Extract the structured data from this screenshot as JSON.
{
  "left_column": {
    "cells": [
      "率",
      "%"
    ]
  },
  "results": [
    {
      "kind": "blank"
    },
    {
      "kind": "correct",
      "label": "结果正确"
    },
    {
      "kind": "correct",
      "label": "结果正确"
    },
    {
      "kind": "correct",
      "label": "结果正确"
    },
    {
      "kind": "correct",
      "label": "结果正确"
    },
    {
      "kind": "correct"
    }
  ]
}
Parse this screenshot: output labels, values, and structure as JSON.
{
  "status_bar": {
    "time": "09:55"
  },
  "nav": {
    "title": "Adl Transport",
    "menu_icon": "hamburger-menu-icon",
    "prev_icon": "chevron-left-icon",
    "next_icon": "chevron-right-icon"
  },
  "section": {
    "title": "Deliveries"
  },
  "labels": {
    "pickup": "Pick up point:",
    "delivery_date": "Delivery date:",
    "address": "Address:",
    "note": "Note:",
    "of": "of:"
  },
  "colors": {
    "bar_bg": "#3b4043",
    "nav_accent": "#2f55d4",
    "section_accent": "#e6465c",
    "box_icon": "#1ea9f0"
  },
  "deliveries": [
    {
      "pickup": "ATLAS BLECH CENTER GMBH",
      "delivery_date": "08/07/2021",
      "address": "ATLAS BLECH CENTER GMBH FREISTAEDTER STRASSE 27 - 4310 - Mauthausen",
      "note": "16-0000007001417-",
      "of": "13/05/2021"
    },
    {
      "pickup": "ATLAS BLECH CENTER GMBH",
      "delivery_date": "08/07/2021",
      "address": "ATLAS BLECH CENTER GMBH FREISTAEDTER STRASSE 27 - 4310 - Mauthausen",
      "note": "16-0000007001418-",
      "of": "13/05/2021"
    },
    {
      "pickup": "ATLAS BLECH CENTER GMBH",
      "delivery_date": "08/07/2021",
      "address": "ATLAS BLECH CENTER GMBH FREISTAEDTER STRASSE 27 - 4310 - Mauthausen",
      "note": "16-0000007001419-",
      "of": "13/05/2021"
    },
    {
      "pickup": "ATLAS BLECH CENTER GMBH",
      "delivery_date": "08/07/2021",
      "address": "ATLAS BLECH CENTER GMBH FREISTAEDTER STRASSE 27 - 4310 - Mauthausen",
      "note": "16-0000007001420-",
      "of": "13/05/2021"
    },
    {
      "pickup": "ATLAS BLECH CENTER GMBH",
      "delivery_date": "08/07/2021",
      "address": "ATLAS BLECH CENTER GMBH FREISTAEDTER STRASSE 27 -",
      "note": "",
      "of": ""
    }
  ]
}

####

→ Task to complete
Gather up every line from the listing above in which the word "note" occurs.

→ Exercise output
    "note": "Note:",
      "note": "16-0000007001417-",
      "note": "16-0000007001418-",
      "note": "16-0000007001419-",
      "note": "16-0000007001420-",
      "note": "",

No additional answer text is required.